Now Europe faces T-bone beef ban
By Philip Clarke, Europe editor
T-BONE steaks and mechanically recovered meat could soon be banned across the European Union because scientists in Brussels are worried about BSE.
The Scientific Steering Committee was asked to review the matter after France introduced its unilateral beef-on-the-bone ban late last year.
The committee said meat on the vertebrae of animals over a year old should not be eaten unless the animal was “highly unlikely to be incubating BSE”.
In other words, a decision to ban T-bone steaks should depend on the BSE-risk status of each European Union country.

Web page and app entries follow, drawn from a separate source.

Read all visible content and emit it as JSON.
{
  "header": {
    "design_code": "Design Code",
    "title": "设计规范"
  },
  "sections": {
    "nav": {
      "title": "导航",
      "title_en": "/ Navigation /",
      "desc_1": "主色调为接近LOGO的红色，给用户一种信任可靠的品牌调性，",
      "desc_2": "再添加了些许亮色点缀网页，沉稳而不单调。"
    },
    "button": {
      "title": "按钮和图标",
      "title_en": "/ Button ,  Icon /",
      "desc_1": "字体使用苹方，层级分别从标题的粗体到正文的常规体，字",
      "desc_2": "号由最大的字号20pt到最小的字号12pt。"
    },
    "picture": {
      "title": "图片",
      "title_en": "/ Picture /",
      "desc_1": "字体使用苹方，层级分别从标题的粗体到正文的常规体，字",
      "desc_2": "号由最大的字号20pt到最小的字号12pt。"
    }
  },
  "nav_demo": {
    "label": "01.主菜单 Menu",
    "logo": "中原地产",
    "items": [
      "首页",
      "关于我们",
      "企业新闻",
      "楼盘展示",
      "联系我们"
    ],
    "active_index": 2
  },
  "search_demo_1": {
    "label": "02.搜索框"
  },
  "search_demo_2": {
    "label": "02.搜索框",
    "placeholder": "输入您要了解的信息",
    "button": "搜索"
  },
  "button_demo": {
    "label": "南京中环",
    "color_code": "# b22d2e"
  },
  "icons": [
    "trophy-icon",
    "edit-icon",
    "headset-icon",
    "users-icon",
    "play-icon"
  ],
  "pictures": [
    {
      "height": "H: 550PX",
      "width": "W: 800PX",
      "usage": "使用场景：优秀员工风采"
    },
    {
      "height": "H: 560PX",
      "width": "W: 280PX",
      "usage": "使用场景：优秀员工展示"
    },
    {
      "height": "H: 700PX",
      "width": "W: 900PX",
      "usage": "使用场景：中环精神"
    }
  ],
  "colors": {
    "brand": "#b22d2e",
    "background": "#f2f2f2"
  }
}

As far as the UK is concerned, the opinion suggests that the strict conditions of the date-based export scheme would make T-bone steaks safe in this country.

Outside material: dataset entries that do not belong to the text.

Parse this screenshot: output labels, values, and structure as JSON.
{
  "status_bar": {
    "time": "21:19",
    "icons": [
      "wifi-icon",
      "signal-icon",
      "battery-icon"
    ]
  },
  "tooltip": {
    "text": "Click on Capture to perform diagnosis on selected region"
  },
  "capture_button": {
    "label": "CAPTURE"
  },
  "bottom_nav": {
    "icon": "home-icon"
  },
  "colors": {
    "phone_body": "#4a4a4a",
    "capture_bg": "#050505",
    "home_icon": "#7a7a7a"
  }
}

That will come as a relief to meat-traders and politicians alike.
Following the furore that surrounded the lifting of the beef-on-the-bone ban last year, reintroducing a ban to satisfy Brussels would be a major embarrassment.
Scientists believe there is a risk of BSE from mechanically recovered meat scraped from skull and vertebral bones from animals over 12 months old.
The opinion will now be passed to the European Commission, though a final decision on how to treat these two subjects will rest with agriculture ministers.